br overexpression of certain kinases is associated
overexpression of certain kinases is associated with de novo or acquired resistance to MAPK-ERK inhibition; Johannessen et al. (2010, 2013) have identified resistance-driving candidate genes in viability assays using melanoma A375 cells. Seventeen of these candidates were analyzed in our screen, and the overexpression of 14 caused abundance-dependent signaling modulations to p-ERK1/2 (Thr202/Tyr204) in unstimulated Lenvatinib (Figure S7A). The 10-min EGF stimulation reduced relationship strengths for each of these kinases (Figure S7B), indicating that these overexpression-related ERK activations were ligand-binding independent (described above with Figure 5C), which has been previously suggested to be a drug-resistance mecha-nism (Guo et al., 2015).
In our kinome- and phosphatome-wide study, we detected 54 POIs that activated ERK in the absence of EGF (Table S7). To determine whether the overexpression of these proteins is
predictive of drug resistance in cells with BRAF mutations, we transfected A375 cells, a melanoma cell line with the BRAFV600E
mutation, using vectors encoding proteins with the strongest abundance-dependent signaling relationship to p-ERK1/2; ABL1, BLK, FES, MAP3K2, MAP3K8, MOS, NTRK2, SRC, and YES1. MEK1DD, a constitutively active kinase, was used as a positive control (Johannessen et al., 2010). Cells were subse-quently treated for 48 h with the BRAFV600E inhibitor vemurafenib or with DMSO (Figure 7A). The strong signaling relationships between these POIs and p-ERK1/2 were observed only in cells treated with vemurafenib, not in control cells treated with DMSO (Figures 7B, S7C, and S7D). This suggests that (1) the constitutive BRAF activation caused by the BRAFV600E mutation leads to strong MAPK-ERK activation that overrides the overex-pression effects, and (2) POI abundance-dependent ERK signaling is independent of RAF activity. To determine whether overexpression of these candidate POIs reduced sensitivity to the BRAFV600E inhibitor vemurafenib, we assigned each single cell into one of four bins based on the abundance of GFP-tagged POI and calculated the percentage of cells in each bin relative to the total cell count (Figure 7B). As expected, the positive control cells that expressed MEK1DD-GFP had significant cell enrich-ment in the fourth bin (i.e., the bin with the highest expression

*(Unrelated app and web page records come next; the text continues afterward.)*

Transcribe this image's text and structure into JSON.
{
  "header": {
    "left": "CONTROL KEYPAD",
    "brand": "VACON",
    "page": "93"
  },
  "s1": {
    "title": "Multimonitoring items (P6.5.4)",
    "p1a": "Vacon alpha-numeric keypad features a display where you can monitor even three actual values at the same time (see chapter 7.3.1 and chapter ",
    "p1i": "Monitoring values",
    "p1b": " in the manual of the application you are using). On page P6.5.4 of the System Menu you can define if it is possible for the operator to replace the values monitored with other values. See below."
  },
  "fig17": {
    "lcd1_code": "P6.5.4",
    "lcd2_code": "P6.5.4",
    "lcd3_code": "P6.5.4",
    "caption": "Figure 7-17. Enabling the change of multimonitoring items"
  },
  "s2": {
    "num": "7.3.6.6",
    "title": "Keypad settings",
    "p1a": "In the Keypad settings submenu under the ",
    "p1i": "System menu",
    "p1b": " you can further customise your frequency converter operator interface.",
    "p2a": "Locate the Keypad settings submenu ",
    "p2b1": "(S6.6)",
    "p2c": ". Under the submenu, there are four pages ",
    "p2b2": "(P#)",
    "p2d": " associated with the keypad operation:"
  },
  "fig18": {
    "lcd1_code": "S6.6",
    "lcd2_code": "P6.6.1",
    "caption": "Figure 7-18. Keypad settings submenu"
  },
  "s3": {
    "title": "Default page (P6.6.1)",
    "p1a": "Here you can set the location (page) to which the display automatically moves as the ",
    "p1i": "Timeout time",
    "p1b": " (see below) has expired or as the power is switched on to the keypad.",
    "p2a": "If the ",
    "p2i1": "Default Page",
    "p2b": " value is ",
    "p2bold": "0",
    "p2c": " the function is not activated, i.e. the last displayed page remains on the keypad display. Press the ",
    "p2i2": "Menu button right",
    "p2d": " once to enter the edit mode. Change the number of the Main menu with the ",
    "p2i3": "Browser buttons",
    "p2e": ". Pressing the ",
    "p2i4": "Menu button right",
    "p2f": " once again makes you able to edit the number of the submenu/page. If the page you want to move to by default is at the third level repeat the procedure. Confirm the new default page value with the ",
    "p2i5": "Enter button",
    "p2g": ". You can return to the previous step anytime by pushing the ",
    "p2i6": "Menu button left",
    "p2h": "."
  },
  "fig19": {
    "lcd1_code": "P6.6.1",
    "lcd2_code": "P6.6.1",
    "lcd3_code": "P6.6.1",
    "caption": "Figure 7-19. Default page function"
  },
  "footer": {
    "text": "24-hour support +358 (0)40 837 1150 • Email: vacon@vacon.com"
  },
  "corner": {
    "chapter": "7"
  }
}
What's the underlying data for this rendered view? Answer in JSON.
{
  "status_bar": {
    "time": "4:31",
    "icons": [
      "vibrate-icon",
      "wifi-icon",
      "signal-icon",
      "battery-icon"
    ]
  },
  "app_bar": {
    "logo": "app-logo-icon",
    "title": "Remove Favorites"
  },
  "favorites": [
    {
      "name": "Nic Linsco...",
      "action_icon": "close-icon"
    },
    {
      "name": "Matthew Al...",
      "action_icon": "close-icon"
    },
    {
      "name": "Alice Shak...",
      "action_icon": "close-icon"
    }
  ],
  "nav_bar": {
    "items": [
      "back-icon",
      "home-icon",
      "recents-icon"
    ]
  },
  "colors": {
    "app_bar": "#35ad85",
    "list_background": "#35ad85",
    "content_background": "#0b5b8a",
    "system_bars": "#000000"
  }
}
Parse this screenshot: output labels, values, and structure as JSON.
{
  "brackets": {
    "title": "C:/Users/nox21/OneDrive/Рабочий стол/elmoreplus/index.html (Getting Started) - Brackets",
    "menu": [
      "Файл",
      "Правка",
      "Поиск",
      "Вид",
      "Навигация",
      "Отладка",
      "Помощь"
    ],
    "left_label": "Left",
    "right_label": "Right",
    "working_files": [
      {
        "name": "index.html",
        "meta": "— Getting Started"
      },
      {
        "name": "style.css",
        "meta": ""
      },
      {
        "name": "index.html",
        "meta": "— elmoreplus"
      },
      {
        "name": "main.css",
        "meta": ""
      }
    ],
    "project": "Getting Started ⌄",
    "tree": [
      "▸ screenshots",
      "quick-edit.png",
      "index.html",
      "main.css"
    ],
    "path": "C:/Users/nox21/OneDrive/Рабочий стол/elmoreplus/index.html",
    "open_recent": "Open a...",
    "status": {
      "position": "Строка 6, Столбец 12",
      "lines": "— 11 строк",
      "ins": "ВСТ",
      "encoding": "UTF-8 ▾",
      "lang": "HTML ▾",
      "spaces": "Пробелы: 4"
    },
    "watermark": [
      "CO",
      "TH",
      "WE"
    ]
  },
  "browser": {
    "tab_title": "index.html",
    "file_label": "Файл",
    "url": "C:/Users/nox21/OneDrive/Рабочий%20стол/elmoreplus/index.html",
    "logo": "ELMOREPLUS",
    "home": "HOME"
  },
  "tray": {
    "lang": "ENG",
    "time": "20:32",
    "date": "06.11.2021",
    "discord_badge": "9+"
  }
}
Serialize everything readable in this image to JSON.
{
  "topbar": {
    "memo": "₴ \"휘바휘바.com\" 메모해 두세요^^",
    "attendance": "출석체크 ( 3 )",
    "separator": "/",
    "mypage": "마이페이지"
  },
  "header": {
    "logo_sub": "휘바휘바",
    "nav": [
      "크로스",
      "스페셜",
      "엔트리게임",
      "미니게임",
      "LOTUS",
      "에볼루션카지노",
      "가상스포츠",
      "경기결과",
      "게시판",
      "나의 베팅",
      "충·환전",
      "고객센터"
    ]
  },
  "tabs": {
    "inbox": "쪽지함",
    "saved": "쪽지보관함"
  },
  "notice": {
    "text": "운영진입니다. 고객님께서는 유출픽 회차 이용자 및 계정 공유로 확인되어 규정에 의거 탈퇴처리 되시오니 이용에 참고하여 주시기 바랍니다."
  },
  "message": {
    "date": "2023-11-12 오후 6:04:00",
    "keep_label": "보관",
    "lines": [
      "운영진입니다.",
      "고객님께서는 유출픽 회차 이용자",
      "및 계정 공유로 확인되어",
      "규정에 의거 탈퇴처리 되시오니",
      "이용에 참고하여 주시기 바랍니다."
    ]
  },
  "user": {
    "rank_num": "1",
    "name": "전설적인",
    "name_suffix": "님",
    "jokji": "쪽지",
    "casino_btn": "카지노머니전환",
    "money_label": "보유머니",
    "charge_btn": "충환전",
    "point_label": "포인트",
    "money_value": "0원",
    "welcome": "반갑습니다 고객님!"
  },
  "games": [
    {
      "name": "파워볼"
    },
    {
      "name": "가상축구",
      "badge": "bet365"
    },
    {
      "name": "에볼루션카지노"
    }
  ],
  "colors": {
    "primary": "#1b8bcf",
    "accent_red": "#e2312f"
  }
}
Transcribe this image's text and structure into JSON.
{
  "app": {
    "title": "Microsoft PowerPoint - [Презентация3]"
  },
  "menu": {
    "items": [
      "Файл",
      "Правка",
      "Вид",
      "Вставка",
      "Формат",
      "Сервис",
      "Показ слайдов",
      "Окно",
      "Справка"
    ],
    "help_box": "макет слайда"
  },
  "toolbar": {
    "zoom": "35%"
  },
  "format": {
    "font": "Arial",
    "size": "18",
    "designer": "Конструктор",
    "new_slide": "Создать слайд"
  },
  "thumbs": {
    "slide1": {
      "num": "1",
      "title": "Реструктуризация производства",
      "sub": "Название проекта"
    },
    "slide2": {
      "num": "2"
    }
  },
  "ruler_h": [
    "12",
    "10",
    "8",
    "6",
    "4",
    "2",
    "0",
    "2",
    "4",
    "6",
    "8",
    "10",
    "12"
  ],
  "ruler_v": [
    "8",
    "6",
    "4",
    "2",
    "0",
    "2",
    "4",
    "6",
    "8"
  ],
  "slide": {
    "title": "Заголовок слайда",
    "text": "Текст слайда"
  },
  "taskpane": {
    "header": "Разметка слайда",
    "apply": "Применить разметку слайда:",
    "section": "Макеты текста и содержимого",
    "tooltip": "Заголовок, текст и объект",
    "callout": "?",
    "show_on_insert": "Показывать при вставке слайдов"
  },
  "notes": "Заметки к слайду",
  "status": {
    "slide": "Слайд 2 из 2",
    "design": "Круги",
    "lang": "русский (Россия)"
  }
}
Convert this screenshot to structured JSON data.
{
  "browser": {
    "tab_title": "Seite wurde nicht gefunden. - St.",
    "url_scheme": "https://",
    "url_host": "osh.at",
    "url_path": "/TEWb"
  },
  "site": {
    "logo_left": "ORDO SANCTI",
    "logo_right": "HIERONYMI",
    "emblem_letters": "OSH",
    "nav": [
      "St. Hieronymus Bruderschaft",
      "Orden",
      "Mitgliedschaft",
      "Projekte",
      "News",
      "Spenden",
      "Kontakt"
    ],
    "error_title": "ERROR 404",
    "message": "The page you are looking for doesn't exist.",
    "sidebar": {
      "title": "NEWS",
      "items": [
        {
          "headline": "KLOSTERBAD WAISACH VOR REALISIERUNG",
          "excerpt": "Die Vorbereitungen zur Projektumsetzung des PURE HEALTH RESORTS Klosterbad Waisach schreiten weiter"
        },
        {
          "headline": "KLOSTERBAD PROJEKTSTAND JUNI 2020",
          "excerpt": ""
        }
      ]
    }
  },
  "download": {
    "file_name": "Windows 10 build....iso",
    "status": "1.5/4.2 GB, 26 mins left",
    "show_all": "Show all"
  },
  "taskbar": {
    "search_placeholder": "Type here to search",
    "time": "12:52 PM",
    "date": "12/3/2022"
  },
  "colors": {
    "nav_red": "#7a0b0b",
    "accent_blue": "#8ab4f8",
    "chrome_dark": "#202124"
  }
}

level of the GFP-tagged POI), with vemurafenib treatment compared to the DMSO-treated control (Figure 7C). This indi-cates that MEK1DD overexpression contributes to cell survival. Similarly, all nine examined kinases showed an enrichment of cell abundance in the fourth bin; in six cases, this enrichment was statistically significant (Figure 7C). These results reveal that in melanoma A375 cells, the overexpression of kinases capable of ligand-independent ERK activation reduces cellular dependency on signaling inputs from BRAFV600E.
Three of the tested kinases, MAP3K8, MOS, and SRC, were previously suggested to mediate MAPK-ERK inhibition resis-tance in A375 cells (Johannessen et al., 2013). In analyzing the cell viability data in the same study, we noted that MAP3K8 and MOS only induced resistance to RAF inhibition, whereas SRC overexpression caused resistance to both RAF and MEK individual inhibitions and the concurrent RAF-MEK inhibition (Figure S7E) (Johannessen et al., 2013). We hypothesize that the difference in drug responses are due to the MEK dependency of the POI overexpression-induced ERK activation (i.e., an over-expressed POI directly activating ERK will not be influenced by upstream RAF and/or MEK inhibition). To test this, A375 cells were transfected individually with vectors encoding ABL1,
fenib, MEK inhibitor CI1040, or the combination of both inhibitors for 3 h. As expected, cells overexpressing MEK1DD were not sensitive to vemurafenib, whereas treatment with CI1040 or the combination treatment completely blocked ERK activation (Fig-ures 7D and S7F). Similarly, cells that overexpressed MAP3K8, MAP3K2, or MOS were resistant to vemurafenib but sensitive to CI1040, suggesting that MEK activity is necessary for the MAPK-ERK reactivation induced by these three kinases (Fig-ure 7D, purple boxes). Other POIs, including ABL1, BLK, FES, NTRK2, SRC, and YES1, showed abundance-dependent ERK activation, even with the combination treatment of vemurafenib and CI1040, indicating that these proteins activate ERK in an MEK-independent manner (Figures 7D and S7F).